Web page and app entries
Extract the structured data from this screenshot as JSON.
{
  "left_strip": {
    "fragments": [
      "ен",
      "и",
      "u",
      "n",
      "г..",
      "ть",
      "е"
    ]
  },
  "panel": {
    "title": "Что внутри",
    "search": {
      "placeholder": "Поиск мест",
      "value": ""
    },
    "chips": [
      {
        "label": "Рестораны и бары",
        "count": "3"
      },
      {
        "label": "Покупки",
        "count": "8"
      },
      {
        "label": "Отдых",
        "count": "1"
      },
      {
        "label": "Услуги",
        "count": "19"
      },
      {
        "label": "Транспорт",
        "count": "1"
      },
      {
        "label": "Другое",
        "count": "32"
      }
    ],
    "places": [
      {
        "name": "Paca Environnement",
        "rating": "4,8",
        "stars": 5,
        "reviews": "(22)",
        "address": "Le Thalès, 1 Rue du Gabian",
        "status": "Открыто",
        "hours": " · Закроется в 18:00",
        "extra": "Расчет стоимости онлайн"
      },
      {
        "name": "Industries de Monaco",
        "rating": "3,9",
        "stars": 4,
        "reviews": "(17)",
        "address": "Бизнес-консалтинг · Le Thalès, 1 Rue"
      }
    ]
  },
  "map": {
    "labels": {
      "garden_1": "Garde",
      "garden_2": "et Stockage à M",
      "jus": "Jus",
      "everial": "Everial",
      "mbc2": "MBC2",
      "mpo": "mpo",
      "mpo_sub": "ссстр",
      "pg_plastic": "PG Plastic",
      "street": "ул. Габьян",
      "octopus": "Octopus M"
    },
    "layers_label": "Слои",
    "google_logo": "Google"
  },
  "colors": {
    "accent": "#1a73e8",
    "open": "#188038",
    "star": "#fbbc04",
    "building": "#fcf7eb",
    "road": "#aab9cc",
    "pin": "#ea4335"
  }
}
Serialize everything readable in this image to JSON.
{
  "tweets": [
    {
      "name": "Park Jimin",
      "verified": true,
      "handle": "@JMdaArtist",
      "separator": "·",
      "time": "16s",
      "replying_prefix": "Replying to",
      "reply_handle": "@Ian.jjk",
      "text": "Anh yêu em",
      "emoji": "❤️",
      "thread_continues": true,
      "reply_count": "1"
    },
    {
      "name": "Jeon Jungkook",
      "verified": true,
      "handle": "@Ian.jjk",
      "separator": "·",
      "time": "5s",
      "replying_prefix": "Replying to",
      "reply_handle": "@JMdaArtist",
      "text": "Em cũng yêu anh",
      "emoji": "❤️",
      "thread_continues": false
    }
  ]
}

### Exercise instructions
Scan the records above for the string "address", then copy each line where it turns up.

### Expected answer
        "address": "Le Thalès, 1 Rue du Gabian",
        "address": "Бизнес-консалтинг · Le Thalès, 1 Rue"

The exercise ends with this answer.